» Work instruction
Across the data below, how many lines have the word "visible" in them? Respond with the number alone.
________________
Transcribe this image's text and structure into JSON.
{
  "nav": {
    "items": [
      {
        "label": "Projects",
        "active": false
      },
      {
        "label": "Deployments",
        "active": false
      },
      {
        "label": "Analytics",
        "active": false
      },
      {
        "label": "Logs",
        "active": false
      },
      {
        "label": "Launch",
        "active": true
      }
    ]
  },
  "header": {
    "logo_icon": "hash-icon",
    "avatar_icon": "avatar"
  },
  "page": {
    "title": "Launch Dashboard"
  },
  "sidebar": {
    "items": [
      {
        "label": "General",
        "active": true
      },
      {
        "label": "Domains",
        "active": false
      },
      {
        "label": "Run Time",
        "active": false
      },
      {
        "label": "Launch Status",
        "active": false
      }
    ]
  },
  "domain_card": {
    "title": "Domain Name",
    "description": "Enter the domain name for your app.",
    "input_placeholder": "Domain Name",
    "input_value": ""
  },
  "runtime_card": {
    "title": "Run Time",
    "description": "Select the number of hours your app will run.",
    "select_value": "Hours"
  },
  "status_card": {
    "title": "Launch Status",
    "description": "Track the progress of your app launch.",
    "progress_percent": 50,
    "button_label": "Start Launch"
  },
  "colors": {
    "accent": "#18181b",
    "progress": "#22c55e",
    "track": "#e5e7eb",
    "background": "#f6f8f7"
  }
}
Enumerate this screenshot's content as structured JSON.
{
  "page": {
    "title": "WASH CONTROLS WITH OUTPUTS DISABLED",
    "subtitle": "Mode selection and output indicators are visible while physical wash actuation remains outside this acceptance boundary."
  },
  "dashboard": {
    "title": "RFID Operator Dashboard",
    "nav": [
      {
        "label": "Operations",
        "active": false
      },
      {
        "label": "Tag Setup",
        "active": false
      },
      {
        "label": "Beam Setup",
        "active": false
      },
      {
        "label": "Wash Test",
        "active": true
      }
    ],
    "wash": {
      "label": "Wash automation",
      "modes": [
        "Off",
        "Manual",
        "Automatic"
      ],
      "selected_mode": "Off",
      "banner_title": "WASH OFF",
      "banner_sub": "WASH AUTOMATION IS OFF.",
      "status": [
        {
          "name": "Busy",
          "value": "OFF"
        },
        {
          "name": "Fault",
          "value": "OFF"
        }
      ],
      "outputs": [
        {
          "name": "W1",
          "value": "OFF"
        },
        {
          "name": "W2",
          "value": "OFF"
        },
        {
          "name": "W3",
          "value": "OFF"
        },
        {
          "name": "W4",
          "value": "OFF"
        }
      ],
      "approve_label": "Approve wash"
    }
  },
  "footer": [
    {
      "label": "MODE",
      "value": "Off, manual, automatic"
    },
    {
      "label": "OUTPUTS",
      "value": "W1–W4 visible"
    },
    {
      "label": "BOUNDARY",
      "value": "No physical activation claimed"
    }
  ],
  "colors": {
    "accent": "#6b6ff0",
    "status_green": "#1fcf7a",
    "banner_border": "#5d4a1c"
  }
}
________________
» Your response
2